Items from an interface collection
* * * *

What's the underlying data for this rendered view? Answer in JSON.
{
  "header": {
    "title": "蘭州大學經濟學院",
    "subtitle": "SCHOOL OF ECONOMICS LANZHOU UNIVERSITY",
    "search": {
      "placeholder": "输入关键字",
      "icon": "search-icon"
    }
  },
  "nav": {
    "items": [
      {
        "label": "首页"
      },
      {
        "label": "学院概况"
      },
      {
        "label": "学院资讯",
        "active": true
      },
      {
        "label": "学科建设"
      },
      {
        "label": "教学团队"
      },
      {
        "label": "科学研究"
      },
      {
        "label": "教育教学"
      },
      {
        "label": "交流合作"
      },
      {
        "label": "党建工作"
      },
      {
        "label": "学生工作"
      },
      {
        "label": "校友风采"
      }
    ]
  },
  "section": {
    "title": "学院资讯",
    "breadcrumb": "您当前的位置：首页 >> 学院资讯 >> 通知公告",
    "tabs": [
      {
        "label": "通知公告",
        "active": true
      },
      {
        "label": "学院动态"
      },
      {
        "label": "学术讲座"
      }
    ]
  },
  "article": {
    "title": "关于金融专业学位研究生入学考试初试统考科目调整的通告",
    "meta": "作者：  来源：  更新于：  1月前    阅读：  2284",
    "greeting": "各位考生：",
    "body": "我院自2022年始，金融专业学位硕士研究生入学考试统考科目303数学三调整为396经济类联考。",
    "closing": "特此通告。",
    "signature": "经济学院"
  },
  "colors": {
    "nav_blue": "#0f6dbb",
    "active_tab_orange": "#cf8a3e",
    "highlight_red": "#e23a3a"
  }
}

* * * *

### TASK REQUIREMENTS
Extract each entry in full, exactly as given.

### ANSWER TO THIS EXERCISE
What's the underlying data for this rendered view? Answer in JSON.
{
  "header": {
    "title": "蘭州大學經濟學院",
    "subtitle": "SCHOOL OF ECONOMICS LANZHOU UNIVERSITY",
    "search": {
      "placeholder": "输入关键字",
      "icon": "search-icon"
    }
  },
  "nav": {
    "items": [
      {
        "label": "首页"
      },
      {
        "label": "学院概况"
      },
      {
        "label": "学院资讯",
        "active": true
      },
      {
        "label": "学科建设"
      },
      {
        "label": "教学团队"
      },
      {
        "label": "科学研究"
      },
      {
        "label": "教育教学"
      },
      {
        "label": "交流合作"
      },
      {
        "label": "党建工作"
      },
      {
        "label": "学生工作"
      },
      {
        "label": "校友风采"
      }
    ]
  },
  "section": {
    "title": "学院资讯",
    "breadcrumb": "您当前的位置：首页 >> 学院资讯 >> 通知公告",
    "tabs": [
      {
        "label": "通知公告",
        "active": true
      },
      {
        "label": "学院动态"
      },
      {
        "label": "学术讲座"
      }
    ]
  },
  "article": {
    "title": "关于金融专业学位研究生入学考试初试统考科目调整的通告",
    "meta": "作者：  来源：  更新于：  1月前    阅读：  2284",
    "greeting": "各位考生：",
    "body": "我院自2022年始，金融专业学位硕士研究生入学考试统考科目303数学三调整为396经济类联考。",
    "closing": "特此通告。",
    "signature": "经济学院"
  },
  "colors": {
    "nav_blue": "#0f6dbb",
    "active_tab_orange": "#cf8a3e",
    "highlight_red": "#e23a3a"
  }
}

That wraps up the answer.